There is currently no cure for the rare bleeding disorder hemophilia. Because people with hemophilia have little or no clotting factor, a protein needed for normal blood clotting, they may bleed for a longer time than others after an injury, as well as bleed internally, especially in joints such as the knees, ankles, and elbows. This bleeding can damage the organs and tissues and be life threatening.
People with hemophilia A, the most common type, are missing clotting factor VIII. Institute researchers are exploring the possibility of treating the disorder with gene therapy. Their strategy is to engineer mesenchymal stem cells, a type of adult stem cell, so that they produce high levels of factor VIII. The cells – acting as a carrier for the gene – would then be transplanted into the patient.
Being able to cure hemophilia with stem cell transplants would be significant. The current treatment for severe cases is regular injections of clotting factor. However, a majority of patients in the world with the disorder don’t’ have access to this treatment, which costs $400,000 per year. In addition, about a third of patients develop antibodies to the treatment. The researchers hope that if their approach isn’t successful at curing the disease, it would at least solve the antibody problem so that current treatment would be effective.
In an animal model of hemophilia, the researchers used stem cells from the father’s bone marrow, which they engineered to produce high levels of factor VIII. Mesenchymal stem cells were selected because they have the ability to home to sites of injury or inflammation. In two treated animals, the cells migrated to the joints and stopped ongoing bleeding. Perhaps even more impressive, all spontaneous bleeding events ceased, and the existing joint damage was completely reversed, restoring normal posture and gait to these crippled animals, and enabling them to resume a normal activity level.
Currently, the scientists are working to find better ways of administering cells and also to understand a paradox of the treatment – while the stem cells were able to stop the bleeding, the treatment induced an immune response in the animals.

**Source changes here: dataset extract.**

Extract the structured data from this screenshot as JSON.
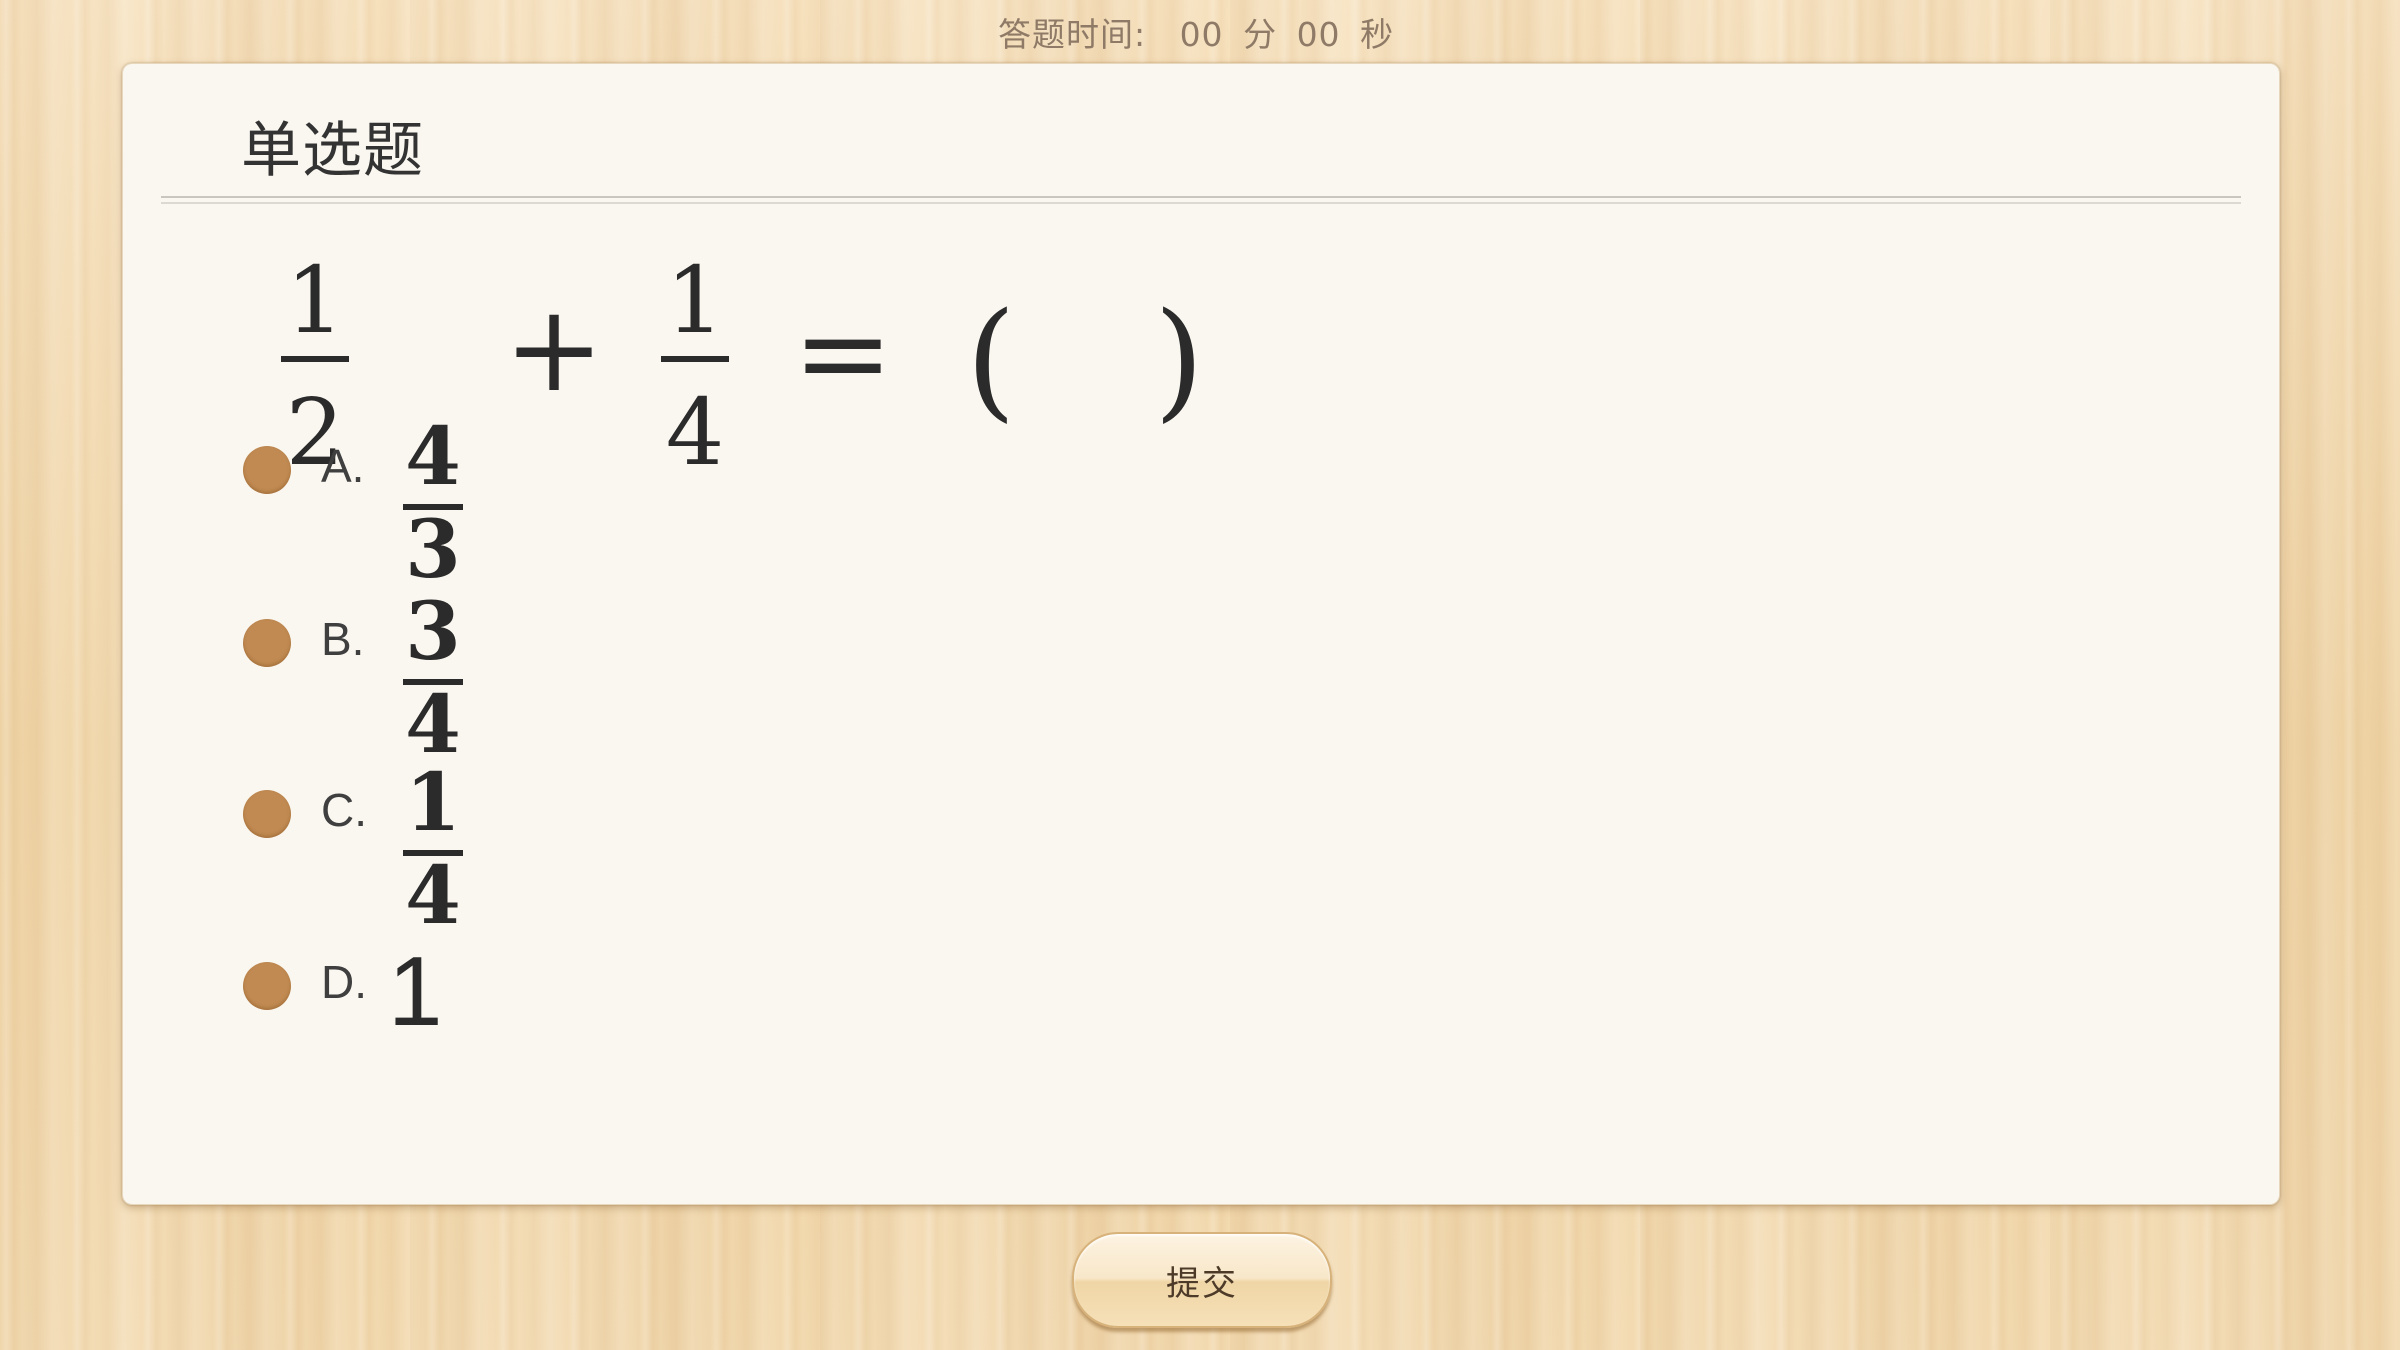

A project to develop a gene therapy for myotubular myopathy may one day benefit children born with this often fatal genetic disease.